* [Your goal]:
From the records below, copy each line in which the string "JSON" occurs.

(Material to process begins)

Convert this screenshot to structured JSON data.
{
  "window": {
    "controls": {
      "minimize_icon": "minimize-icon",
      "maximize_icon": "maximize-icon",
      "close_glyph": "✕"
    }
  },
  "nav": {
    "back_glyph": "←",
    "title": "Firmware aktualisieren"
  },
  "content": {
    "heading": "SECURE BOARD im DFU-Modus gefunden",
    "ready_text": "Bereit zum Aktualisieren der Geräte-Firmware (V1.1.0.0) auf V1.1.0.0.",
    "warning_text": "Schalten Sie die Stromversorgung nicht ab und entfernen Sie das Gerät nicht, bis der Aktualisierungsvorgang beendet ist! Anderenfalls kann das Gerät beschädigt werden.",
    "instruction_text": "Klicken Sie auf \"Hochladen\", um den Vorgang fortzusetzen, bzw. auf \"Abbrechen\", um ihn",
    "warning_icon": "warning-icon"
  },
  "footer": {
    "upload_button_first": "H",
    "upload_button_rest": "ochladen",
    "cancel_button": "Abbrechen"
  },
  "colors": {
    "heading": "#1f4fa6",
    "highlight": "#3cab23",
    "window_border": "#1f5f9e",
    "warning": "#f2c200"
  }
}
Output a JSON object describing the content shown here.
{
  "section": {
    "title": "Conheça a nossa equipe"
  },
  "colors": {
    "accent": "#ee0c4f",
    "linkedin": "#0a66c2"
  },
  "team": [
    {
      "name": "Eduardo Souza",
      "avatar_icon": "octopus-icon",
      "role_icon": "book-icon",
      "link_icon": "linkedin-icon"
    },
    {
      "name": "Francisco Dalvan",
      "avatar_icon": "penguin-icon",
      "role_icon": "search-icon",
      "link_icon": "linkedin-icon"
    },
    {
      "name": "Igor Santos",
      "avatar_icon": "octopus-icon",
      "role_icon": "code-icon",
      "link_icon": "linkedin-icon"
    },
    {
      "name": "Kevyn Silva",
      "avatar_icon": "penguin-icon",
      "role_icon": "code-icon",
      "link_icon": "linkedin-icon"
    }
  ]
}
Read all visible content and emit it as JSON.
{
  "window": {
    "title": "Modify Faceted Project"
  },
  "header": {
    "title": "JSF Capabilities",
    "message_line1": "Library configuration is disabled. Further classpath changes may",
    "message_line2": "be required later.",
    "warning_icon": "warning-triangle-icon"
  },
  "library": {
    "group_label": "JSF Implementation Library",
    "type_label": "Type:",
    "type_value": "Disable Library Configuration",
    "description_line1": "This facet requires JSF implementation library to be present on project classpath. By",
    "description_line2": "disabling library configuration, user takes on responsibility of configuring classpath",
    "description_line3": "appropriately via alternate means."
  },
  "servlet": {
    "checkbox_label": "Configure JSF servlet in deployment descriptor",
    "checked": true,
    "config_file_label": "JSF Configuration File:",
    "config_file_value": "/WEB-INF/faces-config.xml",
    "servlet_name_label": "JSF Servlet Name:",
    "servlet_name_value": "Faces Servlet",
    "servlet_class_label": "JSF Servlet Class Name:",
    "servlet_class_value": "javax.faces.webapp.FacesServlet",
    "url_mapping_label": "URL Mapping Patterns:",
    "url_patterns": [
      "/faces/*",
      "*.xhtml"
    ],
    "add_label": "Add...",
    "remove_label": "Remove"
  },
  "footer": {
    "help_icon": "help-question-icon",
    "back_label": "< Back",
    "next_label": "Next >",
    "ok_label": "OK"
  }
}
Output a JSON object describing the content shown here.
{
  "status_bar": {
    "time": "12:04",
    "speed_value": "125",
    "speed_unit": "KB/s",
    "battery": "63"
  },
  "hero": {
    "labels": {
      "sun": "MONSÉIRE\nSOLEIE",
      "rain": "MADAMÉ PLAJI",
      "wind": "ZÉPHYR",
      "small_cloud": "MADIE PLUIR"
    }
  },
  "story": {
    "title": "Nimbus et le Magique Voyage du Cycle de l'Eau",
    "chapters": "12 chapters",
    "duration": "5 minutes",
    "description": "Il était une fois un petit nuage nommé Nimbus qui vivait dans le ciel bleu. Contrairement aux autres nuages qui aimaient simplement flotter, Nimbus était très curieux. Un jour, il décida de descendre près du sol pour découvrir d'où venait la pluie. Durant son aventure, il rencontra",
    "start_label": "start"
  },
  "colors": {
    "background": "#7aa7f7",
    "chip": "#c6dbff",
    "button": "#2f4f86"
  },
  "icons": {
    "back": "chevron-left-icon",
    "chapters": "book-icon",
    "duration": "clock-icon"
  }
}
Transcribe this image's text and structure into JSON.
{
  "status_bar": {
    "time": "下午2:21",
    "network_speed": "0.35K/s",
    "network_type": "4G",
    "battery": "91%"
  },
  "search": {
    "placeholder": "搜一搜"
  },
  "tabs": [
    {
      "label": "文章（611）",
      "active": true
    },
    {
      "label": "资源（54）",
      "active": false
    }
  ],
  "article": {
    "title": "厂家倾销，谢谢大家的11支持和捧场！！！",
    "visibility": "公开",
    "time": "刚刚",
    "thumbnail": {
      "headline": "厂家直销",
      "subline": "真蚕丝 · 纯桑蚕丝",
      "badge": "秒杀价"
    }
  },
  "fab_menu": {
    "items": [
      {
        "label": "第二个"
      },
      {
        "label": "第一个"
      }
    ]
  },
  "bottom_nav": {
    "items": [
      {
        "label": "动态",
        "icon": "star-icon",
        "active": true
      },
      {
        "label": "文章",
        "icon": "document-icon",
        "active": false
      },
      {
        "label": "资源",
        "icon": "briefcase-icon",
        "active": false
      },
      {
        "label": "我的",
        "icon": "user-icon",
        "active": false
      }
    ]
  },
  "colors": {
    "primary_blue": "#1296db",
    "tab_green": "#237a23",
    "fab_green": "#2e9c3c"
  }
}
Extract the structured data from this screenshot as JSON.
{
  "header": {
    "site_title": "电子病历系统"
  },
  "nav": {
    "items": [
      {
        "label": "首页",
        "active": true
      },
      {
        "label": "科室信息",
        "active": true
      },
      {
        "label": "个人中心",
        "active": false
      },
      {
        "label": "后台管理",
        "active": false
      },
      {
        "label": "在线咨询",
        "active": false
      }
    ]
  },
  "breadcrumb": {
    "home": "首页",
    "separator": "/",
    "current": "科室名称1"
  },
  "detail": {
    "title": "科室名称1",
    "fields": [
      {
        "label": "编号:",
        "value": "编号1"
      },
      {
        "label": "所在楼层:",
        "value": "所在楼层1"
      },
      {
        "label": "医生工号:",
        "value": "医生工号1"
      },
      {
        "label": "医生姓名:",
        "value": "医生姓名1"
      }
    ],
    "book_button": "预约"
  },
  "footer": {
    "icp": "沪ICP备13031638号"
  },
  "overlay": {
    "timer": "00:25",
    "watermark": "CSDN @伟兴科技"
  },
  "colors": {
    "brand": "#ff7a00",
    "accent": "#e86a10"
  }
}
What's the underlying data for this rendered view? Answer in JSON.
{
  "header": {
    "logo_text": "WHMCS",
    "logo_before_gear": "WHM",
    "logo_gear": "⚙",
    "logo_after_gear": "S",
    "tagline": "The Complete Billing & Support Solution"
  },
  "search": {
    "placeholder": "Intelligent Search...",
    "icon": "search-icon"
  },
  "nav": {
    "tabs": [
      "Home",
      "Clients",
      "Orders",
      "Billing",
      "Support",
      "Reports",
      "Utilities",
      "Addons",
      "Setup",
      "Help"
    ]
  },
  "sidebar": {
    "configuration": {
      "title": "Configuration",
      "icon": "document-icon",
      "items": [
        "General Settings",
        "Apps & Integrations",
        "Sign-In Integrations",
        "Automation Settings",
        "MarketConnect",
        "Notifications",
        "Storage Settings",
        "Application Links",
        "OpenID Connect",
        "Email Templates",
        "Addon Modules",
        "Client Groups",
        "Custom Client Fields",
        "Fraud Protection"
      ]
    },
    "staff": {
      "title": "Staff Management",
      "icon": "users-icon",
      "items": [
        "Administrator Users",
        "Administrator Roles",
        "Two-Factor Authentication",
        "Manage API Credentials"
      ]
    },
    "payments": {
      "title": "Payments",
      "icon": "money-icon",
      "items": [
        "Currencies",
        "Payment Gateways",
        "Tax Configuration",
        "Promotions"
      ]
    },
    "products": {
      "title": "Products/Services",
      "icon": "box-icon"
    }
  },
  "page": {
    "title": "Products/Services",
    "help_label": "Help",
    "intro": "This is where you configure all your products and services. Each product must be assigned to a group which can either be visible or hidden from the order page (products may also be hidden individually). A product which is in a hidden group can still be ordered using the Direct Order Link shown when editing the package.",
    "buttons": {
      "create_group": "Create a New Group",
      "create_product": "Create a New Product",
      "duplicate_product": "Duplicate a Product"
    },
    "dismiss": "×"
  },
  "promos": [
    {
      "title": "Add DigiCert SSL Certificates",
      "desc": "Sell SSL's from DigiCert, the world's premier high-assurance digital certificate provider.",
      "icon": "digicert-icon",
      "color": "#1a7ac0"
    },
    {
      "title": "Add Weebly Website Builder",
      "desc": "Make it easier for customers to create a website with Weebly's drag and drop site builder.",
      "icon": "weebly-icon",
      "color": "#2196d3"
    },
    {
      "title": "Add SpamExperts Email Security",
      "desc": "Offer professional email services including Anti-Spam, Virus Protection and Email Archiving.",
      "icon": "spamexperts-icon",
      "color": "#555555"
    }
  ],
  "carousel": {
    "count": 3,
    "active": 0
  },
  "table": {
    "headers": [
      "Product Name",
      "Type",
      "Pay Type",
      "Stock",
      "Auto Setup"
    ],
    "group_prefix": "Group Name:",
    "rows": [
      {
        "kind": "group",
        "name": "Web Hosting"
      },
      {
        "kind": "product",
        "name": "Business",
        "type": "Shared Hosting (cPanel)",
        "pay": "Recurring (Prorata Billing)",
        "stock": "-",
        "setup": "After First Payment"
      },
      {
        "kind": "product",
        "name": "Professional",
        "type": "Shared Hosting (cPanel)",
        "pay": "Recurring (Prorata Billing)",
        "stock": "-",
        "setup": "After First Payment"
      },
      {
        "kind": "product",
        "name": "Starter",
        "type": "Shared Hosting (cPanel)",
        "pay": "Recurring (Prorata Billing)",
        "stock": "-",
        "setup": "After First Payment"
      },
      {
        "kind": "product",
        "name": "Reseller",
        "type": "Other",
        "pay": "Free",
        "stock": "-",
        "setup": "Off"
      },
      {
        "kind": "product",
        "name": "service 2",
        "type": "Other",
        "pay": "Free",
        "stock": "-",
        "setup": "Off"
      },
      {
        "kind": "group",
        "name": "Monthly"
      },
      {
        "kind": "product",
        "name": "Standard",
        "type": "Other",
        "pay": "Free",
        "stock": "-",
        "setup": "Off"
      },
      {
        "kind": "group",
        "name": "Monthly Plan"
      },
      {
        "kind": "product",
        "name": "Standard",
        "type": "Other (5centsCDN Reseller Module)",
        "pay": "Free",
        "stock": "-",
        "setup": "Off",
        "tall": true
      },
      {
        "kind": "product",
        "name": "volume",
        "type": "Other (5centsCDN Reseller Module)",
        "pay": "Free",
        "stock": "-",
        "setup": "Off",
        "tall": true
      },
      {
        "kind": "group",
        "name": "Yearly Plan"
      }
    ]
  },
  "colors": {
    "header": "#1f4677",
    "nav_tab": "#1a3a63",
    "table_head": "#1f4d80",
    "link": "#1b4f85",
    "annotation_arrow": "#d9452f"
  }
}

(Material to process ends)

* [Exercise result]:
Convert this screenshot to structured JSON data.
Output a JSON object describing the content shown here.
Read all visible content and emit it as JSON.
Output a JSON object describing the content shown here.
Transcribe this image's text and structure into JSON.
Extract the structured data from this screenshot as JSON.
What's the underlying data for this rendered view? Answer in JSON.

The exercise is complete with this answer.